• _What is expected_
Among the entries below, find the lines with the word "supplier" and return them.
Source material below:
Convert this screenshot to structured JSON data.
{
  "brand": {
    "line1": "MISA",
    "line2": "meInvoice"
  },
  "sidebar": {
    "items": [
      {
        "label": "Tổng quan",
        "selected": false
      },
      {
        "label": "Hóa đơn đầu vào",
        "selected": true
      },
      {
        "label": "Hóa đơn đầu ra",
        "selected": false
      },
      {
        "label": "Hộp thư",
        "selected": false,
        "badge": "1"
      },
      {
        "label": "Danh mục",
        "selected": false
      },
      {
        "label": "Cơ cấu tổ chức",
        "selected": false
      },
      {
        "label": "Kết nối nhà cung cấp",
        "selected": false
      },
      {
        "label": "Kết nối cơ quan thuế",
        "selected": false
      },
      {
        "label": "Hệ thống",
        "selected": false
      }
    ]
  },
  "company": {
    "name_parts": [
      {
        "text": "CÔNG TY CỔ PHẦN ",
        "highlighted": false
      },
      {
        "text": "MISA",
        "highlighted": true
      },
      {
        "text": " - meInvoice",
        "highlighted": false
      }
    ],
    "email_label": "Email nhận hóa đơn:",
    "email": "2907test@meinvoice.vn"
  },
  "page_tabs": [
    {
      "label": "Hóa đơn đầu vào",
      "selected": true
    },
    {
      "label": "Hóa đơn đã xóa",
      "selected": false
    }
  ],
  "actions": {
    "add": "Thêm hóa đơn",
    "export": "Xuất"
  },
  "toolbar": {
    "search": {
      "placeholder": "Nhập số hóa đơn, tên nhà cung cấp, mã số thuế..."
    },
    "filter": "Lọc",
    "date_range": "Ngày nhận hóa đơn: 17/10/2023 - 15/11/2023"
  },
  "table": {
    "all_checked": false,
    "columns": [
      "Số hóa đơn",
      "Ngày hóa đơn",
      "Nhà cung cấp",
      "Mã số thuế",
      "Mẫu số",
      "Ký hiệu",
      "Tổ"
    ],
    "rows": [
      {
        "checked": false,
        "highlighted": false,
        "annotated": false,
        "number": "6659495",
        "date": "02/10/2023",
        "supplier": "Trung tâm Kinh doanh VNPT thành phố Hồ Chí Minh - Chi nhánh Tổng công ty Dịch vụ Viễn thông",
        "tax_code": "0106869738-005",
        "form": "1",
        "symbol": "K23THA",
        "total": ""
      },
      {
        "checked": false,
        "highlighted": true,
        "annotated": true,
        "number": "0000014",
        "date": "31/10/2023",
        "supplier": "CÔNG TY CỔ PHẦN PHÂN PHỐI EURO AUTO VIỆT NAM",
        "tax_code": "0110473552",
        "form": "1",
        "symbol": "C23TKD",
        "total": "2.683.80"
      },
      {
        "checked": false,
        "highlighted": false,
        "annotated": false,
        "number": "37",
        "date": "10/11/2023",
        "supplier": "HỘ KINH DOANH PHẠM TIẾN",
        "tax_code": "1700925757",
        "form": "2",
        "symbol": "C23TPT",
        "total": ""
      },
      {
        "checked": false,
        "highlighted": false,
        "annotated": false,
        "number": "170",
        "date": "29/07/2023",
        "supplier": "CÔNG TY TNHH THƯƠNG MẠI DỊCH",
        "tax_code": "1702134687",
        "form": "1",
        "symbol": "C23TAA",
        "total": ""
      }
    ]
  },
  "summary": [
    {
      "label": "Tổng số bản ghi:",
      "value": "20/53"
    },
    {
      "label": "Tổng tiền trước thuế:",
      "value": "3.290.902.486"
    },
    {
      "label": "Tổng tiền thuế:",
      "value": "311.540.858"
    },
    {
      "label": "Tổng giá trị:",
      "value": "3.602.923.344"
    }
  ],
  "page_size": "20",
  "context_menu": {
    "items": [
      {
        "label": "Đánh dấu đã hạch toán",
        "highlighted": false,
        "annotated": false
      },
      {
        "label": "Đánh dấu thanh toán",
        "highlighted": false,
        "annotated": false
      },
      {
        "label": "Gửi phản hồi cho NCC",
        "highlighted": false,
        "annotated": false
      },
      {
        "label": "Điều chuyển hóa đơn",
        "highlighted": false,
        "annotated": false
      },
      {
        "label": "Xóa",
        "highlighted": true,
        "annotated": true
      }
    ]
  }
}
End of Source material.
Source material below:
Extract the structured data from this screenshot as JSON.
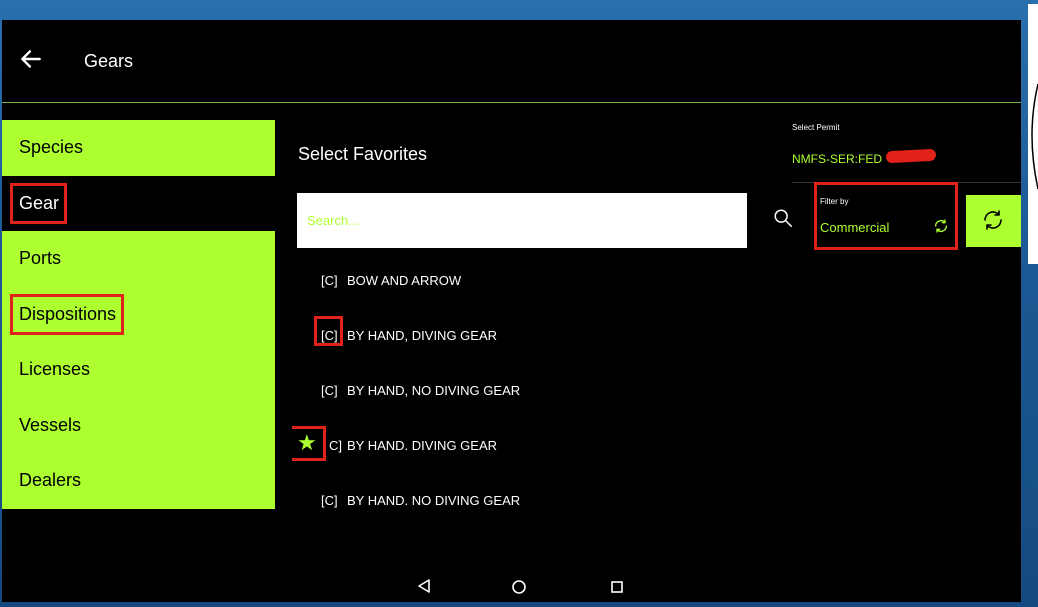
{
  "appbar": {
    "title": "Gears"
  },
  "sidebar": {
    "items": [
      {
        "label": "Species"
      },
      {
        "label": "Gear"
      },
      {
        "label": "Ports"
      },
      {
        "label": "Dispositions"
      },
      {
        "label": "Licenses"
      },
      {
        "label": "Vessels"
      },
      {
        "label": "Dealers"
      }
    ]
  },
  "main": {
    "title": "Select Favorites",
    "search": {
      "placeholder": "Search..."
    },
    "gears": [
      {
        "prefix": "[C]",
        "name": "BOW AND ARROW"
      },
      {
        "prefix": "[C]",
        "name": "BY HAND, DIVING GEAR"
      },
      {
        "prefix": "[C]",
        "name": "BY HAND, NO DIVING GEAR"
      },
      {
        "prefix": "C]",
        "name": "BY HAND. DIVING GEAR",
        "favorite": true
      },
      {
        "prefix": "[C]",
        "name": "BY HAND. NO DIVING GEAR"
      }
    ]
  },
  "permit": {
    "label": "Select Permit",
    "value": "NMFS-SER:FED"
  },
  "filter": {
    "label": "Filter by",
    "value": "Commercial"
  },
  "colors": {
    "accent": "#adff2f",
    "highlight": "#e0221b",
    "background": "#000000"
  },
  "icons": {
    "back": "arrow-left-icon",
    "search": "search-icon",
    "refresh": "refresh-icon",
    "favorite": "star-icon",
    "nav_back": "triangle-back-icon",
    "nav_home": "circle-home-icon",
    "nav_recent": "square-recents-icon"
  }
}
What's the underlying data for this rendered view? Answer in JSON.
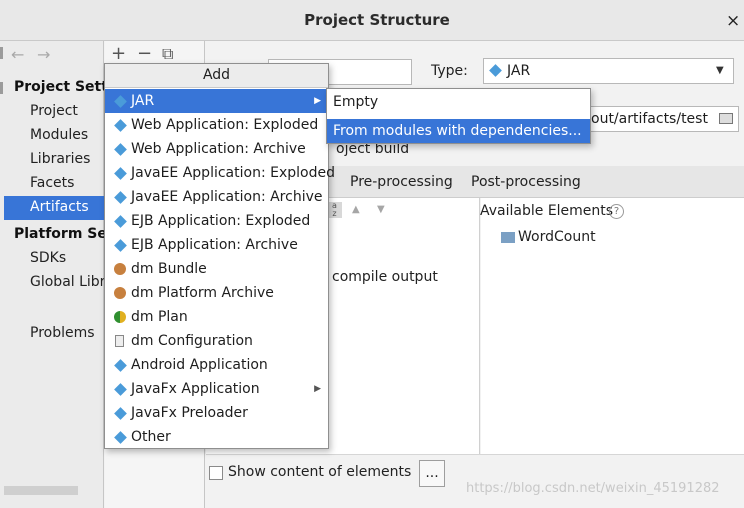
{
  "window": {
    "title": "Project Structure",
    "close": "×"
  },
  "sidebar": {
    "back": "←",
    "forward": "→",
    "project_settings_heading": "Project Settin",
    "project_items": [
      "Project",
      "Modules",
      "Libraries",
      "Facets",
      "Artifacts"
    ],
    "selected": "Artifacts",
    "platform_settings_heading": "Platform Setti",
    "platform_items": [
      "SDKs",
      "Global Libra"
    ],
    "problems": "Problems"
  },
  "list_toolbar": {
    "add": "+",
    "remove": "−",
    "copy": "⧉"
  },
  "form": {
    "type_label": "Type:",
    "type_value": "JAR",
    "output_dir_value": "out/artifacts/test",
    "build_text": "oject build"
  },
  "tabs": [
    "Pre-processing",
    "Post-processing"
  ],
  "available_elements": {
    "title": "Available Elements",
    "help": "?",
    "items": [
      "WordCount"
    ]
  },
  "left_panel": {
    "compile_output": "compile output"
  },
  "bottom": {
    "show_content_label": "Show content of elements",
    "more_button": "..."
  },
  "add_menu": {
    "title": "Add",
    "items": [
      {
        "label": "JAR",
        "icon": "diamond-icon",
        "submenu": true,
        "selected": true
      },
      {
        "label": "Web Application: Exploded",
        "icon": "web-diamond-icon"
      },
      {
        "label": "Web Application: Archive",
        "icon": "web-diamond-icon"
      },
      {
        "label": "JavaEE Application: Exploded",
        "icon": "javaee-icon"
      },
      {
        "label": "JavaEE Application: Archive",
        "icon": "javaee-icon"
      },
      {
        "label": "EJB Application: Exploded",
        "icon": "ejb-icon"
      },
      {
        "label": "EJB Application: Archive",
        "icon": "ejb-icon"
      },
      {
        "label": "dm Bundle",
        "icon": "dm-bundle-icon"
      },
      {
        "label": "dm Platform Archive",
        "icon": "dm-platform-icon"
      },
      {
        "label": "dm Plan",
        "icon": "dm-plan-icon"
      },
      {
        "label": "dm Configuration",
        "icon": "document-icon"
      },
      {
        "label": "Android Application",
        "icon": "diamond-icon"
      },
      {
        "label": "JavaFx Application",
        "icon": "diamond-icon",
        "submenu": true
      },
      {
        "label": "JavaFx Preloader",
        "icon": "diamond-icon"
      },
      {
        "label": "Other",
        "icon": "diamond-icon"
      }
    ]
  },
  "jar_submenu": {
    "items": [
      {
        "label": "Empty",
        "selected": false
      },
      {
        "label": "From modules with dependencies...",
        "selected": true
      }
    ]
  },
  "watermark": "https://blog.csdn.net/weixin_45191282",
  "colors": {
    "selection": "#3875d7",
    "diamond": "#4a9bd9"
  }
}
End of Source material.
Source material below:
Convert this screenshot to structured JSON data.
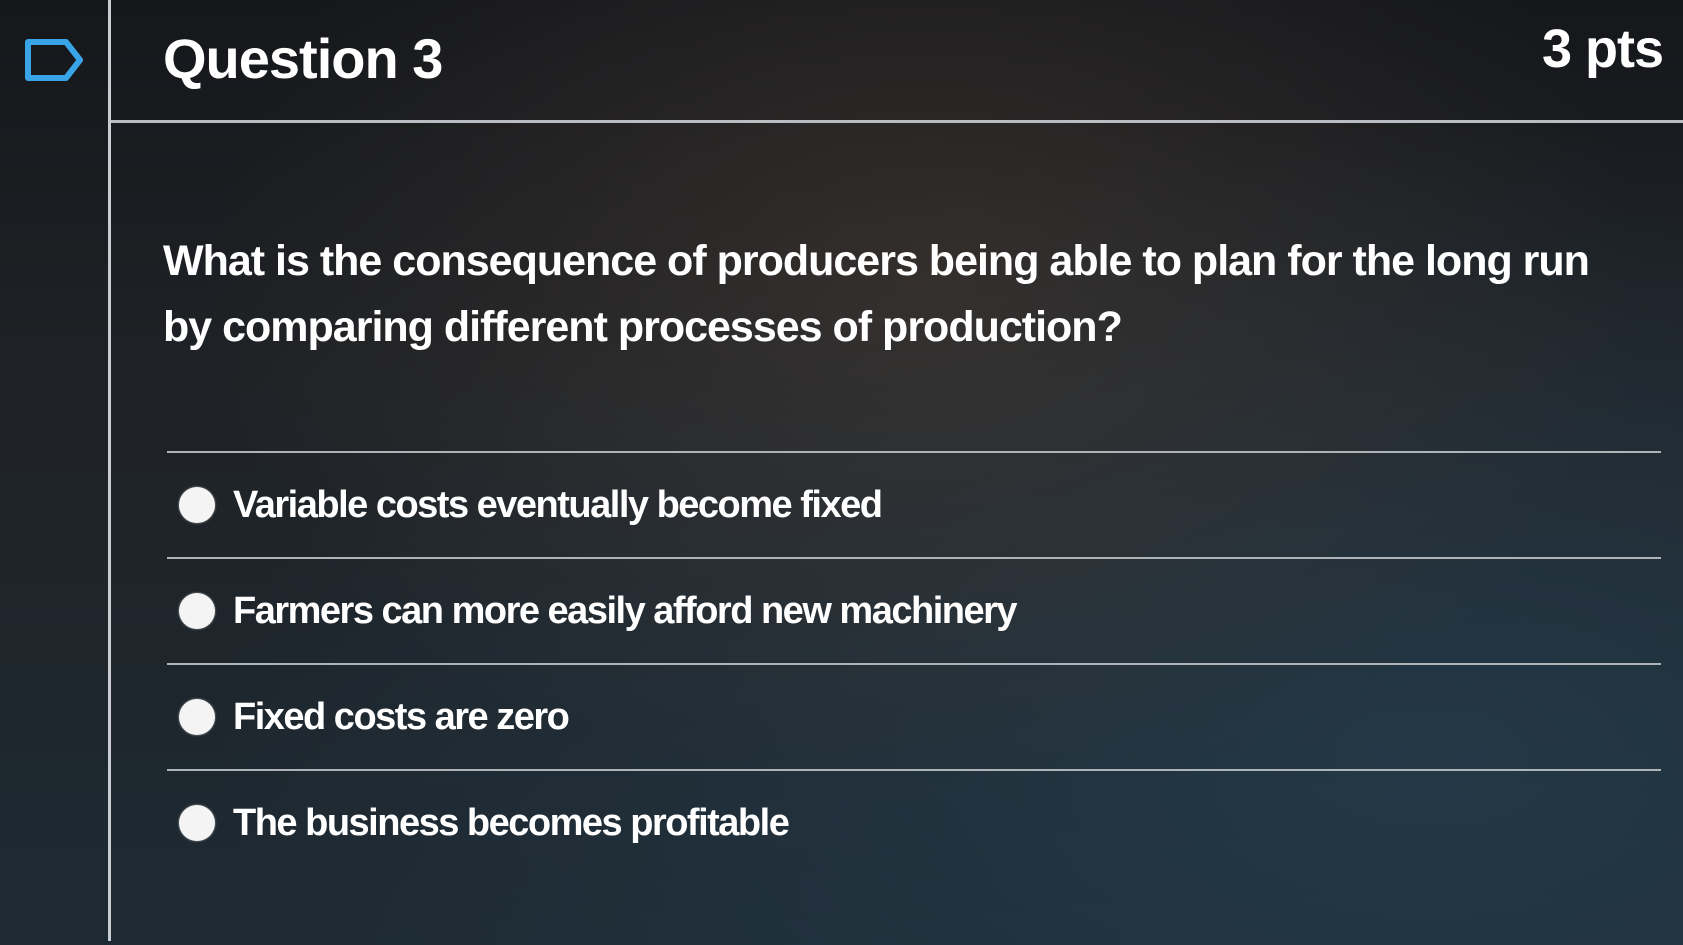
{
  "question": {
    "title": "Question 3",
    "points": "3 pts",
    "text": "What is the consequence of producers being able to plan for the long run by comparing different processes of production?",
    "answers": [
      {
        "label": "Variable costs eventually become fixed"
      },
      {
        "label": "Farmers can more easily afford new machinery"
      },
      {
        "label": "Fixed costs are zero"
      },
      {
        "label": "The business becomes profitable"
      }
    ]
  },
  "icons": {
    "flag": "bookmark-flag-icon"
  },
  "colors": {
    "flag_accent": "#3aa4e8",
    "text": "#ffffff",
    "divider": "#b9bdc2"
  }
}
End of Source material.
• _Written reply_
        "supplier": "Trung tâm Kinh doanh VNPT thành phố Hồ Chí Minh - Chi nhánh Tổng công ty Dịch vụ Viễn thông",
        "supplier": "CÔNG TY CỔ PHẦN PHÂN PHỐI EURO AUTO VIỆT NAM",
        "supplier": "HỘ KINH DOANH PHẠM TIẾN",
        "supplier": "CÔNG TY TNHH THƯƠNG MẠI DỊCH",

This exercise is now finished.